So I needed to get to Tyler, which was about forty-five minutes away. I didn't know how to get there, and furthermore, I could not drive safely since my eyes were so dilated that the light made it impossible for me to open my eyes more than a slit. Eyes watering profusely, I felt awash in a dread panicky feeling. I had no idea how I was going to get myself to that new doctor. I fumbled my way out to my truck with my disposable sunglasses looped over my regular glasses. Too much light came in around the edges for them to help with the brilliant sunlight, so I put my contacts in as I sat in the driver's seat trying to figure out what to do. With my normal sunglasses on I could tolerate opening my eyes. Good. I couldn't focus on the screen of my phone. Not good. I looked up at a shop sign outside the window, and I could not read the huge letters...I needed to be able to read the little print on highway signs to drive the unfamiliar roads. After a painstaking effort, I was able to navigate my phone book;  I called Titus, who was at work, an hour away from where I was. Maybe he could come get me and drive me to Tyler...or at least tell me how to get there, although I couldn't read the directions I would write for myself. No answer. I tired his office phone. Again, no answer. I didn't have the plant's main office number, so I called my dad who does the water treatment for Titus' plant. My idea was to get that number from Daddy and then see if they could get Titus on a phone to talk to me, since he must have been out on the floor where the machines were so loud he couldn't hear his cell phone.

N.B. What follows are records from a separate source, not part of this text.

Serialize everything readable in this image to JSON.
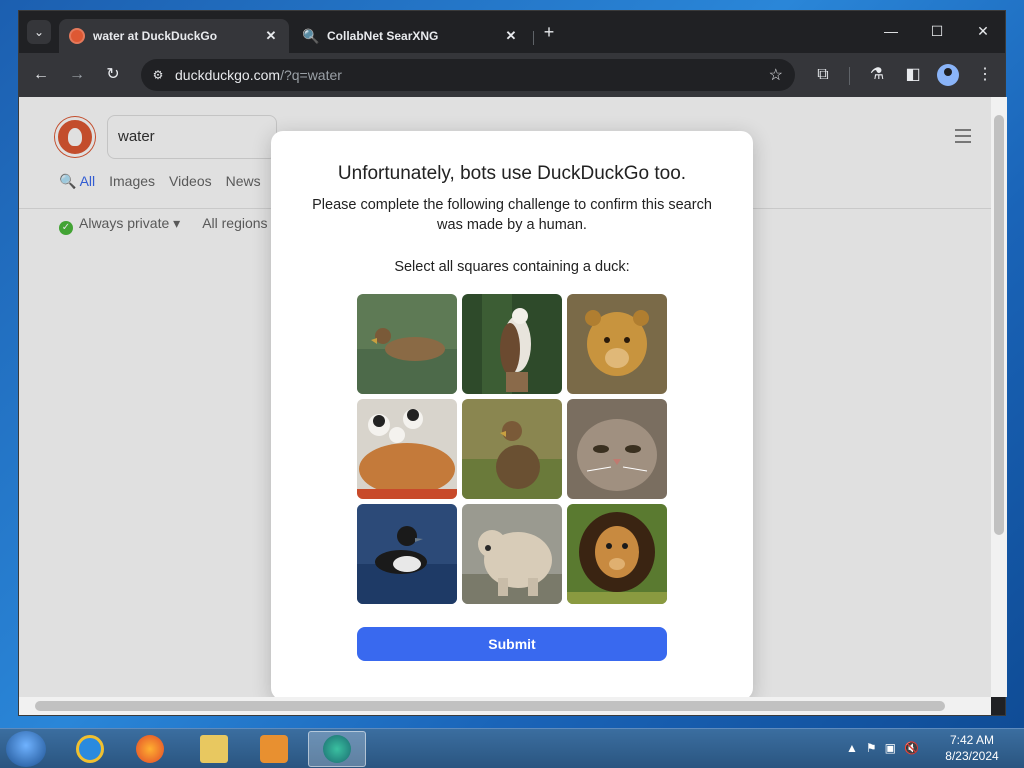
{
  "tabs": [
    {
      "title": "water at DuckDuckGo",
      "active": true
    },
    {
      "title": "CollabNet SearXNG",
      "active": false
    }
  ],
  "omnibox": {
    "host": "duckduckgo.com",
    "path": "/?q=water"
  },
  "ddg": {
    "search_value": "water",
    "nav_tabs": [
      "All",
      "Images",
      "Videos",
      "News"
    ],
    "filter_private": "Always private",
    "filter_region": "All regions"
  },
  "challenge": {
    "title": "Unfortunately, bots use DuckDuckGo too.",
    "subtitle": "Please complete the following challenge to confirm this search was made by a human.",
    "prompt": "Select all squares containing a duck:",
    "tiles": [
      {
        "subject": "duck-on-water"
      },
      {
        "subject": "eagle"
      },
      {
        "subject": "lion-cub"
      },
      {
        "subject": "puppies-and-cat"
      },
      {
        "subject": "duck-in-grass"
      },
      {
        "subject": "cat-closeup"
      },
      {
        "subject": "diving-duck"
      },
      {
        "subject": "bear"
      },
      {
        "subject": "lion"
      }
    ],
    "submit_label": "Submit"
  },
  "taskbar": {
    "time": "7:42 AM",
    "date": "8/23/2024"
  }
}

"Hi! Um, my eyes are broken, and I need to get to Tyler, but I don't know the way, and I can't get Titus on the you have the main number for his office?" I squeaked.

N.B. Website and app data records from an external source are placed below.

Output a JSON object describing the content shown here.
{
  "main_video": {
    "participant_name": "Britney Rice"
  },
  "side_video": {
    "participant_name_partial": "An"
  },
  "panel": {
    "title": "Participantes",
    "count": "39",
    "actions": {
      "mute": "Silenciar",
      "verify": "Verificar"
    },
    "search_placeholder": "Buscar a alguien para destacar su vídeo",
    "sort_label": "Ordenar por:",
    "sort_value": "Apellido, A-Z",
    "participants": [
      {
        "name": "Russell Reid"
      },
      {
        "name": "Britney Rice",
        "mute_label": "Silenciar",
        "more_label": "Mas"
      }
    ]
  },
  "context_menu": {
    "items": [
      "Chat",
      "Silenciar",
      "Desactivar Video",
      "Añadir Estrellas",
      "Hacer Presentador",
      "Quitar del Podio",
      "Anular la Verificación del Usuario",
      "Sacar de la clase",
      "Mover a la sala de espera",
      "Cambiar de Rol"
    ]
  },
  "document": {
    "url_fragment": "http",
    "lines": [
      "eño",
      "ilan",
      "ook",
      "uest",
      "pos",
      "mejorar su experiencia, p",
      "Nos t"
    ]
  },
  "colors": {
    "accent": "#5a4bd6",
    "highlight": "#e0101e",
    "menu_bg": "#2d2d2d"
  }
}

Daddy was just a few blocks away in Lowe's. I was on the road now--heading in the complete wrong direction to get to Tyler, it turns out. But I could get to Lowe's! (I could drive to Lowe's in my sleep!) What were the odds of Daddy being off that weekday? Very slim. And what were the odds that he would just happen to be right down the street when I called? Impossible. This was yet another instance of God's provision that day.

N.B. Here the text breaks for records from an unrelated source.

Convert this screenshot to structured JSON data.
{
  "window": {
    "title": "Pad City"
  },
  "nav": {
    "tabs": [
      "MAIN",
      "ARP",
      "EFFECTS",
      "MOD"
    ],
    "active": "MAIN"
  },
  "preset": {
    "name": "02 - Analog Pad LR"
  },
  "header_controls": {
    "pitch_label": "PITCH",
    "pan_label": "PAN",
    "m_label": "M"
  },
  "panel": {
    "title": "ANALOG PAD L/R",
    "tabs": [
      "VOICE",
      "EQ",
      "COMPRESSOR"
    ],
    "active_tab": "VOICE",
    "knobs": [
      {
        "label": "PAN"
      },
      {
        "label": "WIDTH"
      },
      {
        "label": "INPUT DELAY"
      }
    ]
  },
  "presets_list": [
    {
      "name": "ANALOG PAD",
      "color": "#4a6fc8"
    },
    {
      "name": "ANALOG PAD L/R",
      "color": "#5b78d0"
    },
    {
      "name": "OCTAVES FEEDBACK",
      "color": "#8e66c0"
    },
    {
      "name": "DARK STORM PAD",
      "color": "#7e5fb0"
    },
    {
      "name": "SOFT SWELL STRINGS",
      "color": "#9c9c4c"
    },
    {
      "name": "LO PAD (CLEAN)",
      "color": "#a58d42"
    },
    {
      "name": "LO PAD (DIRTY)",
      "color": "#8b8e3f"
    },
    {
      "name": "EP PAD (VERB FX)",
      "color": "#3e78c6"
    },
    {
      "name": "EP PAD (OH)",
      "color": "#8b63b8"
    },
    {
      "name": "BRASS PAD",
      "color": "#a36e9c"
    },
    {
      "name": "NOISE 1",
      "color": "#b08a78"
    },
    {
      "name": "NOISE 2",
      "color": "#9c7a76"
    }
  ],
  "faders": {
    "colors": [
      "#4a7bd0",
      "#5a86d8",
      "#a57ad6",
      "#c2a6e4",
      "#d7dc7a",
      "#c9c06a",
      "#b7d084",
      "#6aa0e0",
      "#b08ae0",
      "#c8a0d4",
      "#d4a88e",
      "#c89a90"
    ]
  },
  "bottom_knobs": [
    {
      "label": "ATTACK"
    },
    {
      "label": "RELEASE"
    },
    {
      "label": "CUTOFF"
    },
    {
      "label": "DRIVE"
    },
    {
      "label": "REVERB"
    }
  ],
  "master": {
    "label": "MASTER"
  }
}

So Daddy drove me to Tyler, and as my eyes slowly returned to normal from the extreme "hoot owl" look they had when dilated, I was able to squint out the window at all the trees. In East Texas, the trees wait until nearly Thanksgiving to turn, and this was the most brilliant I had ever seen them. That day on the road to Tyler, they were at their peak. The pines were scattered with oaks, maples, sweet gum, dogwood, redbuds, crepe myrtle, and muscadine vines that were so brilliantly colored you could mistake the scene for New England. At this point I had no idea if I was going to lose my sight or if the doctor could fix it. I drank those colors in. I knew if I lost my sight that day that I would always remember those trees.
A tree in our back yard in Hughes Springs around the time of my eye surgery.

After the minor heart attack of figuring out a plan, I felt calm. I didn't know how things were going to turn out, but I felt at peace and I was already amazed at how things were falling into place. Those fiery trees were like a rainbow of promise, that even if I lost every drop of my sight and never saw colors again, God was still good, and He would provide.

My view of the back yard while recovering from surgery.

That day I had laser surgery on both eyes to stop the tearing in my left eye and prevent the holes from becoming tears in my right eye. The next night I went to the hospital for the big surgery where I was given a scleral buckle in my left eye. (Don't look up the YouTube video of that surgery unless you have a tough stomach.) Retinal detachment doesn't hurt at all, but the damage is permanent. I lost a little of the peripheral vision on my right eye, and pretty much all of it on my left eye, including some at the top and bottom of my vision. (So there's a C-shaped scoop that's gone now.) But I am so thankful for what I have left! Now every year when I see the leaves changing colors, I remember how God brought all the pieces together and preserved my sight.
A lovely crepe myrtle with bamboo in the background.